USB links and chargers draw a modest quantity of energy when connected and are protected in any event when the vehicle is off. Notwithstanding, this relies upon assuming that there is a gadget charging. On the off-chance powering runs in any event, when the car is off, and how long the vehicle will be sitting before running once more.
By and large, in most of the latest cars and trucks, leaving a USB link or charger connected won't fastly deplete the car battery while the vehicle is turned off. There are a couple of situations where it is likely insightful to turn them off each time.
Regarding having cell phones associated with the USB link and charging them up while the vehicle is turned on, its battery can handle the little additional heap of energy required.

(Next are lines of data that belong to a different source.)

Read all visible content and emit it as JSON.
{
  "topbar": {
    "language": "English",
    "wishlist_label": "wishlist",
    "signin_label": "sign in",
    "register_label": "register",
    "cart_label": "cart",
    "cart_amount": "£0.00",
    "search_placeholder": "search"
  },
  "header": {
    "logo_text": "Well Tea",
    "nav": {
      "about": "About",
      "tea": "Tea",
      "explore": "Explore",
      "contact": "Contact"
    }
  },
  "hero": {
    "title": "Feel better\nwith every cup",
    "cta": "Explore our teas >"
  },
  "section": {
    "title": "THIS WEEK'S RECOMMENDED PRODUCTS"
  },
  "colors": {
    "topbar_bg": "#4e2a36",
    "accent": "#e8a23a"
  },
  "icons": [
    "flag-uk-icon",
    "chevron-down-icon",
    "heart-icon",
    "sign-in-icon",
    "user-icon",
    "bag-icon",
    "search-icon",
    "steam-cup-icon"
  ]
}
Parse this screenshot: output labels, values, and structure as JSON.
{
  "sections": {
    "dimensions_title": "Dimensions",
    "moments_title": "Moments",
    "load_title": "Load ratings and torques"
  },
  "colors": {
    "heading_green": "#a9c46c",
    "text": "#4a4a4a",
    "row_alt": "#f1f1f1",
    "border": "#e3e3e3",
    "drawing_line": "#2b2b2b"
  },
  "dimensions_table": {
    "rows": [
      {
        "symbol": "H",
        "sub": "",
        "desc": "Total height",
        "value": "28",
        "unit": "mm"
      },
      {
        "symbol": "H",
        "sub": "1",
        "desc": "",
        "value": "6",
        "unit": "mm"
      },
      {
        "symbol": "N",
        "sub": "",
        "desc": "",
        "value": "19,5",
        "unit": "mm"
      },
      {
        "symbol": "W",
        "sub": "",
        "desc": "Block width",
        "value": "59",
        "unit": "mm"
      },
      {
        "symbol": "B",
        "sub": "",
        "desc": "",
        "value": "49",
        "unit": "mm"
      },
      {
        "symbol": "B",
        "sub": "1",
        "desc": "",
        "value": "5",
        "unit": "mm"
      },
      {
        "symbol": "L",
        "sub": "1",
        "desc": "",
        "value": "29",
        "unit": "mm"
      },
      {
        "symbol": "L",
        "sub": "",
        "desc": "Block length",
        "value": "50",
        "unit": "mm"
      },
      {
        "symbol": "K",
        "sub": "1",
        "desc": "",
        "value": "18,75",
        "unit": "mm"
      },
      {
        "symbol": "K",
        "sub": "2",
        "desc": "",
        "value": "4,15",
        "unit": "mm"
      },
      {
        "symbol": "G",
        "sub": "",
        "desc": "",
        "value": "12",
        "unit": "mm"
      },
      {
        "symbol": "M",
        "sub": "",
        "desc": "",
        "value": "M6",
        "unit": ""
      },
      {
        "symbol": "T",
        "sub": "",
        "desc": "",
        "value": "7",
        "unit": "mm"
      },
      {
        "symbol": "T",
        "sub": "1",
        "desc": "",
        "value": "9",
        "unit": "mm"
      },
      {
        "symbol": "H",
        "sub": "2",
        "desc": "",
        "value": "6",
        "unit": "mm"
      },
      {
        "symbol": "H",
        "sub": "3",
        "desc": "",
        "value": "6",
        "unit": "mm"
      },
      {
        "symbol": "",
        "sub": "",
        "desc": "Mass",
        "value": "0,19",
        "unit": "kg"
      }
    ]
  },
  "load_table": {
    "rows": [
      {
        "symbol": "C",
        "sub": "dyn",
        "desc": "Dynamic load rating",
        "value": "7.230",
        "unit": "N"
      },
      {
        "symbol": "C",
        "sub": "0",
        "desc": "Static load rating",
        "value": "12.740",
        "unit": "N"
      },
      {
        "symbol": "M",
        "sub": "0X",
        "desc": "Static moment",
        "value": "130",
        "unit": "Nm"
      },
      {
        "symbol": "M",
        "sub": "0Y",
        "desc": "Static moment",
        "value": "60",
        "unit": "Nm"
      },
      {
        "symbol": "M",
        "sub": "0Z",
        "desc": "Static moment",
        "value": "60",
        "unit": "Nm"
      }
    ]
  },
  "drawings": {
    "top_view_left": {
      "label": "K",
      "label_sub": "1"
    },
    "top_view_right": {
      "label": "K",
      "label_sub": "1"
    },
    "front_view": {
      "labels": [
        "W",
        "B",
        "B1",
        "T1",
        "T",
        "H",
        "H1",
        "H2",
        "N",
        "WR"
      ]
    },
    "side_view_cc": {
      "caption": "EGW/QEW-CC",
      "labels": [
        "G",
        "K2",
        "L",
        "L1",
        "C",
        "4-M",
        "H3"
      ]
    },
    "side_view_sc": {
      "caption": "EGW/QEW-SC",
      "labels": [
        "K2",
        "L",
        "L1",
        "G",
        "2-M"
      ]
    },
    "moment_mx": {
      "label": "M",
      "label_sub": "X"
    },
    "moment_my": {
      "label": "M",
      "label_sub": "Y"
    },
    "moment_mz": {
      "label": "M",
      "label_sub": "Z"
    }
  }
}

However, when the vehicle is switched off, it depends on its locally available battery to keep controlling any important adornment, for example, assuming a FM is running against robbery alerts and the internal memory space that holds GPS units in the scramble.
These sources alone don't draw that much battery when the vehicle is off; however, aggregately can make a considerable power load. USB links and chargers with no gadget associated with not drawing that much power, even while the vehicle is switched off. In any case, assuming there is a gadget that is as yet associated, for example, a cell phone, tablet, or PC, then, at that point, this adds one more source that the battery needs to charge.
How Long Would It Take for The Phone Charger to Drain Car Battery?
Charging cell phones through a vehicle is essentially energy moving from a vehicle's battery to the telephone battery. Along these lines, assume having a 100Ah vehicle battery and the telephone's battery was 1.8Ah (which is equivalent to 1800mAh), a dead handset would pull under 2% of the charge out of a vehicle. If the car or a charger is an old model, it will drain faster.
The present cell phone batteries use lithium polymer innovation, and their ability is estimated in milliamp-hours (mAh). The iPhone 6, for example, has a limit of 1,810mAh. The normal cell phone battery is ordinarily released or spent at a pace of multiple times the battery limit. That implies a 1,810mAh battery loses around 181mAh of charge north of an hour of the run-of-the-mill use.
Charging a telephone through your vehicle is just energy moving from your vehicle's battery to your telephone battery. In this way, if having a 100Ah vehicle battery and the telephone's battery is 2.8Ah (equivalent to 2800mAh), a dead handset would pull under 3% of the charge out of your vehicle.
Does Leaving a Charger Plugged in Damage A Car Battery?
Most fresher vehicle batteries can support the heaps that frills need later. It sits off for a couple of days. Yet, throughout extended time frames (many weeks), even the best batteries don't get the charge they consistently need from the alternator. Accordingly, the danger of biting the dust increases incredibly.
Assume if leaving the vehicle sitting for more than a couple of days, for example, at the air terminal or the carpool parking garage, then, at that point, it is ideal for turning off all USB links and charges from the power ports. While the vehicle is off, there are as yet specific adornments that stay controlled, for example, security locks, radio memory, and remote-control beginning modules.
Most electronic gadgets are intended for indoor use, implying that they can work dependably inside a specific scope of temperatures, typically between 46 to 91 degrees Fahrenheit (8.2 – 33.3 degrees Celsius).
Contingent upon where you reside, the inside of a vehicle can be presented to environments well underneath these temperatures. Assuming this as a situation, this can cause weights on all pieces of the USB link and charger connections, including the polythene lodging, metal parts, and the external wire covering.
For vehicles that are presented to these extreme outrageous environments, it is ideal for turning off the USB links and even keeping them indoor where it's hotter or cooler to endure significantly longer.